→ Required work:
Only the text carries over: repeat the records exactly and drop the images.

══════════════════════════════

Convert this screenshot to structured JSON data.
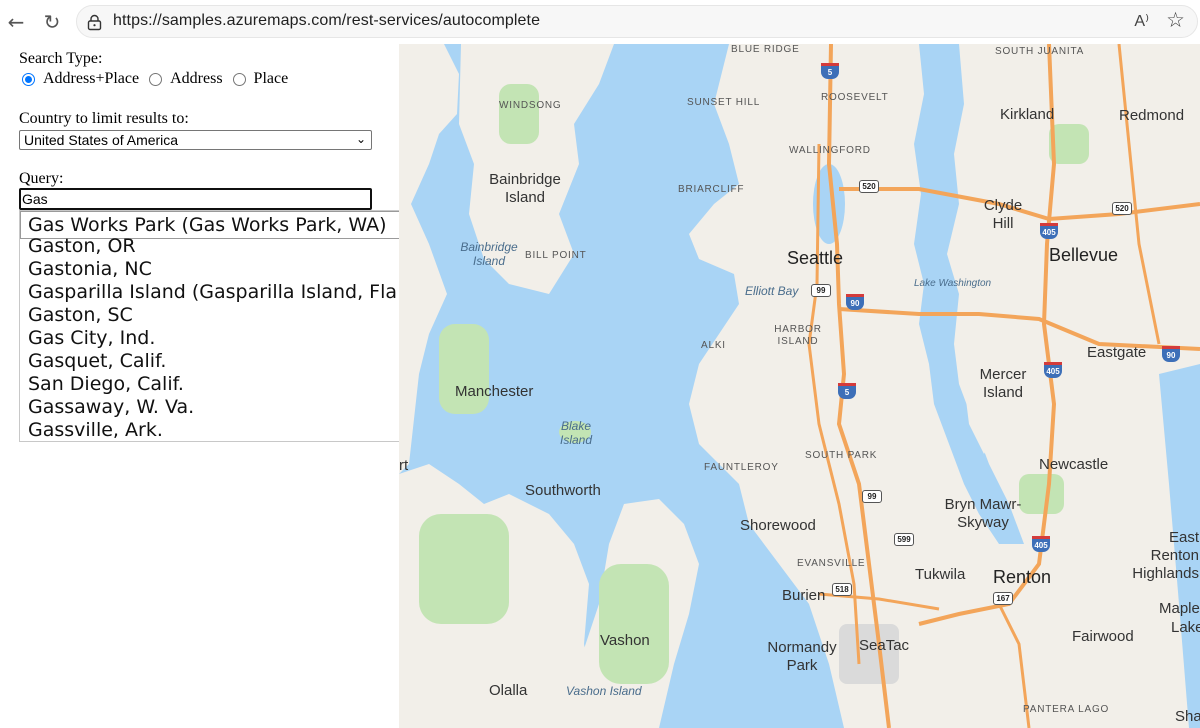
{
  "browser": {
    "url": "https://samples.azuremaps.com/rest-services/autocomplete",
    "back_icon": "back-arrow-icon",
    "refresh_icon": "refresh-icon",
    "read_aloud_label": "A⁾",
    "favorite_icon": "star-icon"
  },
  "panel": {
    "search_type_label": "Search Type:",
    "radio_options": [
      "Address+Place",
      "Address",
      "Place"
    ],
    "radio_selected": "Address+Place",
    "country_label": "Country to limit results to:",
    "country_value": "United States of America",
    "query_label": "Query:",
    "query_value": "Gas"
  },
  "suggestions": [
    "Gas Works Park (Gas Works Park, WA)",
    "Gaston, OR",
    "Gastonia, NC",
    "Gasparilla Island (Gasparilla Island, Fla.)",
    "Gaston, SC",
    "Gas City, Ind.",
    "Gasquet, Calif.",
    "San Diego, Calif.",
    "Gassaway, W. Va.",
    "Gassville, Ark."
  ],
  "map": {
    "labels": {
      "blue_ridge": "BLUE RIDGE",
      "south_juanita": "SOUTH JUANITA",
      "windsong": "WINDSONG",
      "sunset_hill": "SUNSET HILL",
      "roosevelt": "ROOSEVELT",
      "kirkland": "Kirkland",
      "redmond": "Redmond",
      "wallingford": "WALLINGFORD",
      "bainbridge_island": "Bainbridge Island",
      "briarcliff": "BRIARCLIFF",
      "clyde_hill": "Clyde Hill",
      "bainbridge_water": "Bainbridge Island",
      "bill_point": "BILL POINT",
      "seattle": "Seattle",
      "bellevue": "Bellevue",
      "elliott_bay": "Elliott Bay",
      "lake_washington": "Lake Washington",
      "harbor_island": "HARBOR ISLAND",
      "alki": "ALKI",
      "eastgate": "Eastgate",
      "mercer_island": "Mercer Island",
      "manchester": "Manchester",
      "blake_island": "Blake Island",
      "south_park": "SOUTH PARK",
      "fauntleroy": "FAUNTLEROY",
      "newcastle": "Newcastle",
      "southworth": "Southworth",
      "bryn_mawr": "Bryn Mawr-Skyway",
      "shorewood": "Shorewood",
      "east_renton": "East Renton Highlands",
      "evansville": "EVANSVILLE",
      "tukwila": "Tukwila",
      "renton": "Renton",
      "burien": "Burien",
      "maple": "Maple",
      "lake_cut": "Lake",
      "vashon": "Vashon",
      "normandy_park": "Normandy Park",
      "seatac": "SeaTac",
      "fairwood": "Fairwood",
      "olalla": "Olalla",
      "vashon_island": "Vashon Island",
      "pantera_lago": "PANTERA LAGO",
      "sha": "Sha",
      "rt": "rt"
    },
    "shields": {
      "i5_north": "5",
      "sr520_west": "520",
      "sr520_east": "520",
      "i405_north": "405",
      "sr99_north": "99",
      "i90_west": "90",
      "i90_east": "90",
      "i405_mid": "405",
      "i5_south": "5",
      "sr99_south": "99",
      "sr599": "599",
      "i405_south": "405",
      "sr518": "518",
      "sr167": "167"
    },
    "colors": {
      "water": "#a9d4f5",
      "land": "#f2efe9",
      "park": "#c3e4b4",
      "highway": "#f3a55a"
    }
  }
}
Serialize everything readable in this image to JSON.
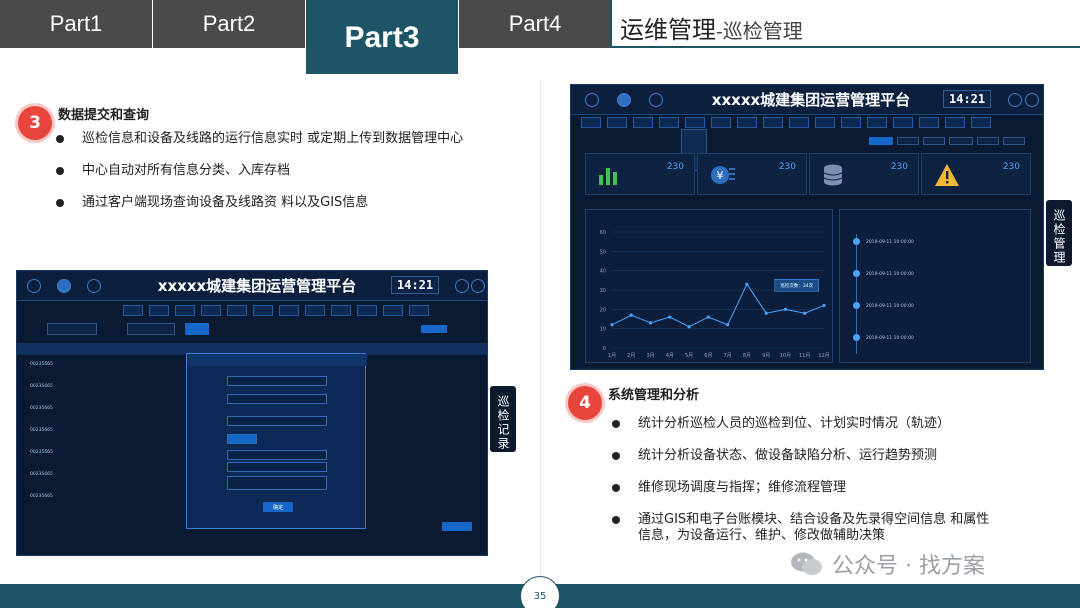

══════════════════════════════

→ Exercise response:
Convert this screenshot to structured JSON data.
{
  "browser": {
    "url": "https://samples.azuremaps.com/rest-services/autocomplete",
    "back_icon": "back-arrow-icon",
    "refresh_icon": "refresh-icon",
    "read_aloud_label": "A⁾",
    "favorite_icon": "star-icon"
  },
  "panel": {
    "search_type_label": "Search Type:",
    "radio_options": [
      "Address+Place",
      "Address",
      "Place"
    ],
    "radio_selected": "Address+Place",
    "country_label": "Country to limit results to:",
    "country_value": "United States of America",
    "query_label": "Query:",
    "query_value": "Gas"
  },
  "suggestions": [
    "Gas Works Park (Gas Works Park, WA)",
    "Gaston, OR",
    "Gastonia, NC",
    "Gasparilla Island (Gasparilla Island, Fla.)",
    "Gaston, SC",
    "Gas City, Ind.",
    "Gasquet, Calif.",
    "San Diego, Calif.",
    "Gassaway, W. Va.",
    "Gassville, Ark."
  ],
  "map": {
    "labels": {
      "blue_ridge": "BLUE RIDGE",
      "south_juanita": "SOUTH JUANITA",
      "windsong": "WINDSONG",
      "sunset_hill": "SUNSET HILL",
      "roosevelt": "ROOSEVELT",
      "kirkland": "Kirkland",
      "redmond": "Redmond",
      "wallingford": "WALLINGFORD",
      "bainbridge_island": "Bainbridge Island",
      "briarcliff": "BRIARCLIFF",
      "clyde_hill": "Clyde Hill",
      "bainbridge_water": "Bainbridge Island",
      "bill_point": "BILL POINT",
      "seattle": "Seattle",
      "bellevue": "Bellevue",
      "elliott_bay": "Elliott Bay",
      "lake_washington": "Lake Washington",
      "harbor_island": "HARBOR ISLAND",
      "alki": "ALKI",
      "eastgate": "Eastgate",
      "mercer_island": "Mercer Island",
      "manchester": "Manchester",
      "blake_island": "Blake Island",
      "south_park": "SOUTH PARK",
      "fauntleroy": "FAUNTLEROY",
      "newcastle": "Newcastle",
      "southworth": "Southworth",
      "bryn_mawr": "Bryn Mawr-Skyway",
      "shorewood": "Shorewood",
      "east_renton": "East Renton Highlands",
      "evansville": "EVANSVILLE",
      "tukwila": "Tukwila",
      "renton": "Renton",
      "burien": "Burien",
      "maple": "Maple",
      "lake_cut": "Lake",
      "vashon": "Vashon",
      "normandy_park": "Normandy Park",
      "seatac": "SeaTac",
      "fairwood": "Fairwood",
      "olalla": "Olalla",
      "vashon_island": "Vashon Island",
      "pantera_lago": "PANTERA LAGO",
      "sha": "Sha",
      "rt": "rt"
    },
    "shields": {
      "i5_north": "5",
      "sr520_west": "520",
      "sr520_east": "520",
      "i405_north": "405",
      "sr99_north": "99",
      "i90_west": "90",
      "i90_east": "90",
      "i405_mid": "405",
      "i5_south": "5",
      "sr99_south": "99",
      "sr599": "599",
      "i405_south": "405",
      "sr518": "518",
      "sr167": "167"
    },
    "colors": {
      "water": "#a9d4f5",
      "land": "#f2efe9",
      "park": "#c3e4b4",
      "highway": "#f3a55a"
    }
  }
}
Serialize everything readable in this image to JSON.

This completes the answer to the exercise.